* [Exercise aim]: When the word "Bilder" shows up in a line of the records below, copy that line.

Task inputs section start

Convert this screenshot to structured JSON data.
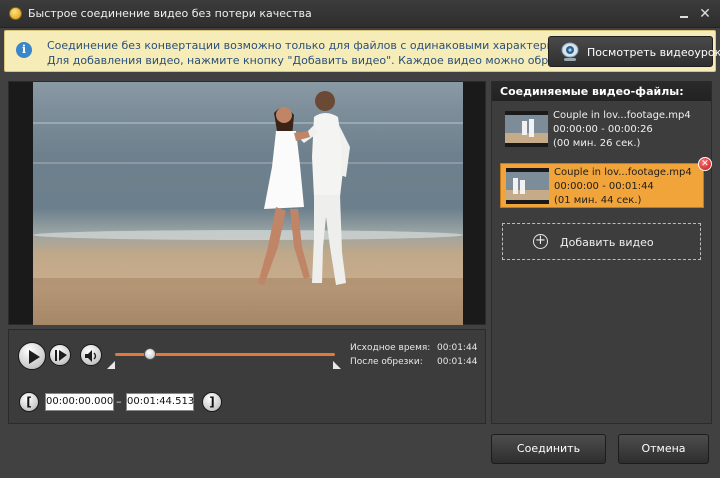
{
  "window": {
    "title": "Быстрое соединение видео без потери качества"
  },
  "info_bar": {
    "line1": "Соединение без конвертации возможно только для файлов с одинаковыми характеристиками.",
    "line2": "Для добавления видео, нажмите кнопку \"Добавить видео\". Каждое видео можно обрезать.",
    "tutorial_button": "Посмотреть видеоурок"
  },
  "player": {
    "source_time_label": "Исходное время:",
    "source_time_value": "00:01:44",
    "after_trim_label": "После обрезки:",
    "after_trim_value": "00:01:44",
    "trim_start": "00:00:00.000",
    "trim_end": "00:01:44.513",
    "dash": "–",
    "position_fraction": 0.16
  },
  "files": {
    "header": "Соединяемые видео-файлы:",
    "items": [
      {
        "name": "Couple in lov...footage.mp4",
        "range": "00:00:00 - 00:00:26",
        "duration": "(00 мин. 26 сек.)",
        "selected": false
      },
      {
        "name": "Couple in lov...footage.mp4",
        "range": "00:00:00 - 00:01:44",
        "duration": "(01 мин. 44 сек.)",
        "selected": true
      }
    ],
    "add_button": "Добавить видео"
  },
  "buttons": {
    "join": "Соединить",
    "cancel": "Отмена"
  },
  "colors": {
    "accent_orange": "#f0a43a",
    "info_bg": "#f6ecb8",
    "info_text": "#2a4f7a",
    "track": "#e07a3a"
  }
}
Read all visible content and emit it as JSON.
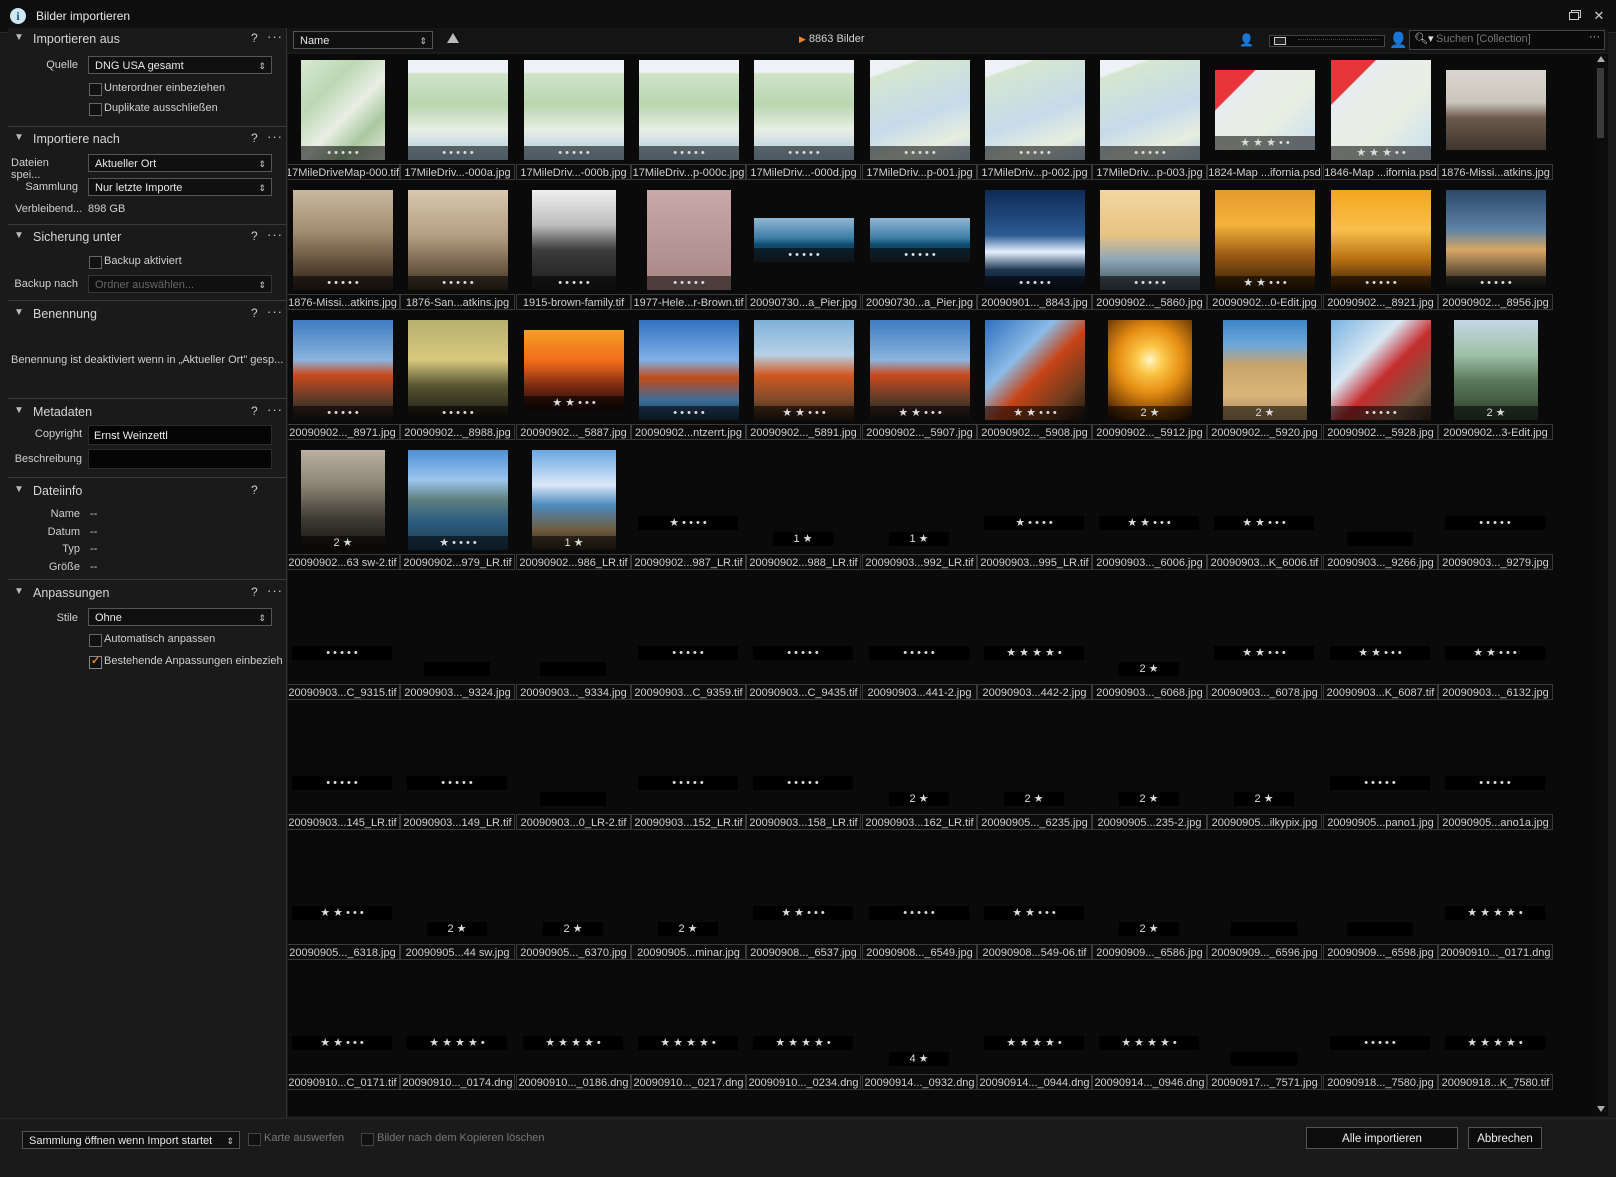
{
  "window": {
    "title": "Bilder importieren"
  },
  "left": {
    "importieren_aus": {
      "title": "Importieren aus",
      "quelle_label": "Quelle",
      "quelle_value": "DNG USA gesamt",
      "unterordner": "Unterordner einbeziehen",
      "duplikate": "Duplikate ausschließen"
    },
    "importiere_nach": {
      "title": "Importiere nach",
      "dateien_label": "Dateien spei...",
      "dateien_value": "Aktueller Ort",
      "sammlung_label": "Sammlung",
      "sammlung_value": "Nur letzte Importe",
      "verbleibend_label": "Verbleibend...",
      "verbleibend_value": "898 GB"
    },
    "sicherung": {
      "title": "Sicherung unter",
      "backup_aktiviert": "Backup aktiviert",
      "backup_nach_label": "Backup nach",
      "backup_nach_placeholder": "Ordner auswählen..."
    },
    "benennung": {
      "title": "Benennung",
      "note": "Benennung ist deaktiviert wenn in „Aktueller Ort\" gesp..."
    },
    "metadaten": {
      "title": "Metadaten",
      "copyright_label": "Copyright",
      "copyright_value": "Ernst Weinzettl",
      "beschreibung_label": "Beschreibung",
      "beschreibung_value": ""
    },
    "dateiinfo": {
      "title": "Dateiinfo",
      "rows": [
        {
          "label": "Name",
          "value": "--"
        },
        {
          "label": "Datum",
          "value": "--"
        },
        {
          "label": "Typ",
          "value": "--"
        },
        {
          "label": "Größe",
          "value": "--"
        }
      ]
    },
    "anpassungen": {
      "title": "Anpassungen",
      "stile_label": "Stile",
      "stile_value": "Ohne",
      "auto": "Automatisch anpassen",
      "bestehende": "Bestehende Anpassungen einbezieh"
    },
    "help": "?",
    "more": "···"
  },
  "toolbar": {
    "sort_value": "Name",
    "count": "8863 Bilder",
    "search_placeholder": "Suchen [Collection]"
  },
  "grid": {
    "rows": [
      [
        {
          "name": "17MileDriveMap-000.tif",
          "thumb": "map",
          "orient": "portrait",
          "rating": "• • • • •"
        },
        {
          "name": "17MileDriv...-000a.jpg",
          "thumb": "mapweb",
          "orient": "landscape",
          "rating": "• • • • •"
        },
        {
          "name": "17MileDriv...-000b.jpg",
          "thumb": "mapweb",
          "orient": "landscape",
          "rating": "• • • • •"
        },
        {
          "name": "17MileDriv...p-000c.jpg",
          "thumb": "mapweb",
          "orient": "landscape",
          "rating": "• • • • •"
        },
        {
          "name": "17MileDriv...-000d.jpg",
          "thumb": "mapweb",
          "orient": "landscape",
          "rating": "• • • • •"
        },
        {
          "name": "17MileDriv...p-001.jpg",
          "thumb": "mapweb2",
          "orient": "landscape",
          "rating": "• • • • •"
        },
        {
          "name": "17MileDriv...p-002.jpg",
          "thumb": "mapweb2",
          "orient": "landscape",
          "rating": "• • • • •"
        },
        {
          "name": "17MileDriv...p-003.jpg",
          "thumb": "mapweb2",
          "orient": "landscape",
          "rating": "• • • • •"
        },
        {
          "name": "1824-Map ...ifornia.psd",
          "thumb": "redmap",
          "orient": "wide",
          "rating": "★ ★ ★ • •"
        },
        {
          "name": "1846-Map ...ifornia.psd",
          "thumb": "redmap",
          "orient": "landscape",
          "rating": "★ ★ ★ • •"
        },
        {
          "name": "1876-Missi...atkins.jpg",
          "thumb": "mission",
          "orient": "wide",
          "rating": ""
        }
      ],
      [
        {
          "name": "1876-Missi...atkins.jpg",
          "thumb": "sepia",
          "orient": "landscape",
          "rating": "• • • • •"
        },
        {
          "name": "1876-San...atkins.jpg",
          "thumb": "sepia2",
          "orient": "landscape",
          "rating": "• • • • •"
        },
        {
          "name": "1915-brown-family.tif",
          "thumb": "bw",
          "orient": "portrait",
          "rating": "• • • • •"
        },
        {
          "name": "1977-Hele...r-Brown.tif",
          "thumb": "stone",
          "orient": "portrait",
          "rating": "• • • • •"
        },
        {
          "name": "20090730...a_Pier.jpg",
          "thumb": "pier",
          "orient": "pano",
          "rating": "• • • • •"
        },
        {
          "name": "20090730...a_Pier.jpg",
          "thumb": "pier",
          "orient": "pano",
          "rating": "• • • • •"
        },
        {
          "name": "20090901..._8843.jpg",
          "thumb": "bluesky",
          "orient": "landscape",
          "rating": "• • • • •"
        },
        {
          "name": "20090902..._5860.jpg",
          "thumb": "haze",
          "orient": "landscape",
          "rating": "• • • • •"
        },
        {
          "name": "20090902...0-Edit.jpg",
          "thumb": "sunsetorange",
          "orient": "landscape",
          "rating": "★ ★ • • •"
        },
        {
          "name": "20090902..._8921.jpg",
          "thumb": "sunsetorange2",
          "orient": "landscape",
          "rating": "• • • • •"
        },
        {
          "name": "20090902..._8956.jpg",
          "thumb": "dusk",
          "orient": "landscape",
          "rating": "• • • • •"
        }
      ],
      [
        {
          "name": "20090902..._8971.jpg",
          "thumb": "gg1",
          "orient": "landscape",
          "rating": "• • • • •"
        },
        {
          "name": "20090902..._8988.jpg",
          "thumb": "silhouette",
          "orient": "landscape",
          "rating": "• • • • •"
        },
        {
          "name": "20090902..._5887.jpg",
          "thumb": "sunsetred",
          "orient": "wide",
          "rating": "★ ★ • • •"
        },
        {
          "name": "20090902...ntzerrt.jpg",
          "thumb": "gg2",
          "orient": "landscape",
          "rating": "• • • • •"
        },
        {
          "name": "20090902..._5891.jpg",
          "thumb": "gg3",
          "orient": "landscape",
          "rating": "★ ★ • • •"
        },
        {
          "name": "20090902..._5907.jpg",
          "thumb": "gg1",
          "orient": "landscape",
          "rating": "★ ★ • • •"
        },
        {
          "name": "20090902..._5908.jpg",
          "thumb": "gg4",
          "orient": "landscape",
          "rating": "★ ★ • • •"
        },
        {
          "name": "20090902..._5912.jpg",
          "thumb": "sungold",
          "orient": "portrait",
          "rating": "2 ★"
        },
        {
          "name": "20090902..._5920.jpg",
          "thumb": "beach",
          "orient": "portrait",
          "rating": "2 ★"
        },
        {
          "name": "20090902..._5928.jpg",
          "thumb": "coastflower",
          "orient": "landscape",
          "rating": "• • • • •"
        },
        {
          "name": "20090902...3-Edit.jpg",
          "thumb": "street",
          "orient": "portrait",
          "rating": "2 ★"
        }
      ],
      [
        {
          "name": "20090902...63 sw-2.tif",
          "thumb": "bwsepia",
          "orient": "portrait",
          "rating": "2 ★"
        },
        {
          "name": "20090902...979_LR.tif",
          "thumb": "coastblue",
          "orient": "landscape",
          "rating": "★ • • • •"
        },
        {
          "name": "20090902...986_LR.tif",
          "thumb": "coastport",
          "orient": "portrait",
          "rating": "1 ★"
        },
        {
          "name": "20090902...987_LR.tif",
          "thumb": "",
          "orient": "none",
          "rating": "★ • • • •"
        },
        {
          "name": "20090902...988_LR.tif",
          "thumb": "",
          "orient": "none",
          "rating": "1 ★"
        },
        {
          "name": "20090903...992_LR.tif",
          "thumb": "",
          "orient": "none",
          "rating": "1 ★"
        },
        {
          "name": "20090903...995_LR.tif",
          "thumb": "",
          "orient": "none",
          "rating": "★ • • • •"
        },
        {
          "name": "20090903..._6006.jpg",
          "thumb": "",
          "orient": "none",
          "rating": "★ ★ • • •"
        },
        {
          "name": "20090903...K_6006.tif",
          "thumb": "",
          "orient": "none",
          "rating": "★ ★ • • •"
        },
        {
          "name": "20090903..._9266.jpg",
          "thumb": "",
          "orient": "none",
          "rating": " "
        },
        {
          "name": "20090903..._9279.jpg",
          "thumb": "",
          "orient": "none",
          "rating": "• • • • •"
        }
      ],
      [
        {
          "name": "20090903...C_9315.tif",
          "thumb": "",
          "orient": "none",
          "rating": "• • • • •"
        },
        {
          "name": "20090903..._9324.jpg",
          "thumb": "",
          "orient": "none",
          "rating": " "
        },
        {
          "name": "20090903..._9334.jpg",
          "thumb": "",
          "orient": "none",
          "rating": " "
        },
        {
          "name": "20090903...C_9359.tif",
          "thumb": "",
          "orient": "none",
          "rating": "• • • • •"
        },
        {
          "name": "20090903...C_9435.tif",
          "thumb": "",
          "orient": "none",
          "rating": "• • • • •"
        },
        {
          "name": "20090903...441-2.jpg",
          "thumb": "",
          "orient": "none",
          "rating": "• • • • •"
        },
        {
          "name": "20090903...442-2.jpg",
          "thumb": "",
          "orient": "none",
          "rating": "★ ★ ★ ★ •"
        },
        {
          "name": "20090903..._6068.jpg",
          "thumb": "",
          "orient": "none",
          "rating": "2 ★"
        },
        {
          "name": "20090903..._6078.jpg",
          "thumb": "",
          "orient": "none",
          "rating": "★ ★ • • •"
        },
        {
          "name": "20090903...K_6087.tif",
          "thumb": "",
          "orient": "none",
          "rating": "★ ★ • • •"
        },
        {
          "name": "20090903..._6132.jpg",
          "thumb": "",
          "orient": "none",
          "rating": "★ ★ • • •"
        }
      ],
      [
        {
          "name": "20090903...145_LR.tif",
          "thumb": "",
          "orient": "none",
          "rating": "• • • • •"
        },
        {
          "name": "20090903...149_LR.tif",
          "thumb": "",
          "orient": "none",
          "rating": "• • • • •"
        },
        {
          "name": "20090903...0_LR-2.tif",
          "thumb": "",
          "orient": "none",
          "rating": " "
        },
        {
          "name": "20090903...152_LR.tif",
          "thumb": "",
          "orient": "none",
          "rating": "• • • • •"
        },
        {
          "name": "20090903...158_LR.tif",
          "thumb": "",
          "orient": "none",
          "rating": "• • • • •"
        },
        {
          "name": "20090903...162_LR.tif",
          "thumb": "",
          "orient": "none",
          "rating": "2 ★"
        },
        {
          "name": "20090905..._6235.jpg",
          "thumb": "",
          "orient": "none",
          "rating": "2 ★"
        },
        {
          "name": "20090905...235-2.jpg",
          "thumb": "",
          "orient": "none",
          "rating": "2 ★"
        },
        {
          "name": "20090905...ilkypix.jpg",
          "thumb": "",
          "orient": "none",
          "rating": "2 ★"
        },
        {
          "name": "20090905...pano1.jpg",
          "thumb": "",
          "orient": "none",
          "rating": "• • • • •"
        },
        {
          "name": "20090905...ano1a.jpg",
          "thumb": "",
          "orient": "none",
          "rating": "• • • • •"
        }
      ],
      [
        {
          "name": "20090905..._6318.jpg",
          "thumb": "",
          "orient": "none",
          "rating": "★ ★ • • •"
        },
        {
          "name": "20090905...44 sw.jpg",
          "thumb": "",
          "orient": "none",
          "rating": "2 ★"
        },
        {
          "name": "20090905..._6370.jpg",
          "thumb": "",
          "orient": "none",
          "rating": "2 ★"
        },
        {
          "name": "20090905...minar.jpg",
          "thumb": "",
          "orient": "none",
          "rating": "2 ★"
        },
        {
          "name": "20090908..._6537.jpg",
          "thumb": "",
          "orient": "none",
          "rating": "★ ★ • • •"
        },
        {
          "name": "20090908..._6549.jpg",
          "thumb": "",
          "orient": "none",
          "rating": "• • • • •"
        },
        {
          "name": "20090908...549-06.tif",
          "thumb": "",
          "orient": "none",
          "rating": "★ ★ • • •"
        },
        {
          "name": "20090909..._6586.jpg",
          "thumb": "",
          "orient": "none",
          "rating": "2 ★"
        },
        {
          "name": "20090909..._6596.jpg",
          "thumb": "",
          "orient": "none",
          "rating": " "
        },
        {
          "name": "20090909..._6598.jpg",
          "thumb": "",
          "orient": "none",
          "rating": " "
        },
        {
          "name": "20090910..._0171.dng",
          "thumb": "",
          "orient": "none",
          "rating": "★ ★ ★ ★ •"
        }
      ],
      [
        {
          "name": "20090910...C_0171.tif",
          "thumb": "",
          "orient": "none",
          "rating": "★ ★ • • •"
        },
        {
          "name": "20090910..._0174.dng",
          "thumb": "",
          "orient": "none",
          "rating": "★ ★ ★ ★ •"
        },
        {
          "name": "20090910..._0186.dng",
          "thumb": "",
          "orient": "none",
          "rating": "★ ★ ★ ★ •"
        },
        {
          "name": "20090910..._0217.dng",
          "thumb": "",
          "orient": "none",
          "rating": "★ ★ ★ ★ •"
        },
        {
          "name": "20090910..._0234.dng",
          "thumb": "",
          "orient": "none",
          "rating": "★ ★ ★ ★ •"
        },
        {
          "name": "20090914..._0932.dng",
          "thumb": "",
          "orient": "none",
          "rating": "4 ★"
        },
        {
          "name": "20090914..._0944.dng",
          "thumb": "",
          "orient": "none",
          "rating": "★ ★ ★ ★ •"
        },
        {
          "name": "20090914..._0946.dng",
          "thumb": "",
          "orient": "none",
          "rating": "★ ★ ★ ★ •"
        },
        {
          "name": "20090917..._7571.jpg",
          "thumb": "",
          "orient": "none",
          "rating": " "
        },
        {
          "name": "20090918..._7580.jpg",
          "thumb": "",
          "orient": "none",
          "rating": "• • • • •"
        },
        {
          "name": "20090918...K_7580.tif",
          "thumb": "",
          "orient": "none",
          "rating": "★ ★ ★ ★ •"
        }
      ]
    ]
  },
  "bottom": {
    "open_option": "Sammlung öffnen wenn Import startet",
    "karte": "Karte auswerfen",
    "loeschen": "Bilder nach dem Kopieren löschen",
    "import_all": "Alle importieren",
    "cancel": "Abbrechen"
  },
  "colors": {
    "accent": "#e8812a",
    "panel": "#1a1a1a",
    "grid": "#0a0a0a"
  }
}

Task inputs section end

* [Answer space]:
    "title": "Bilder importieren"
    "count": "8863 Bilder",
    "loeschen": "Bilder nach dem Kopieren löschen",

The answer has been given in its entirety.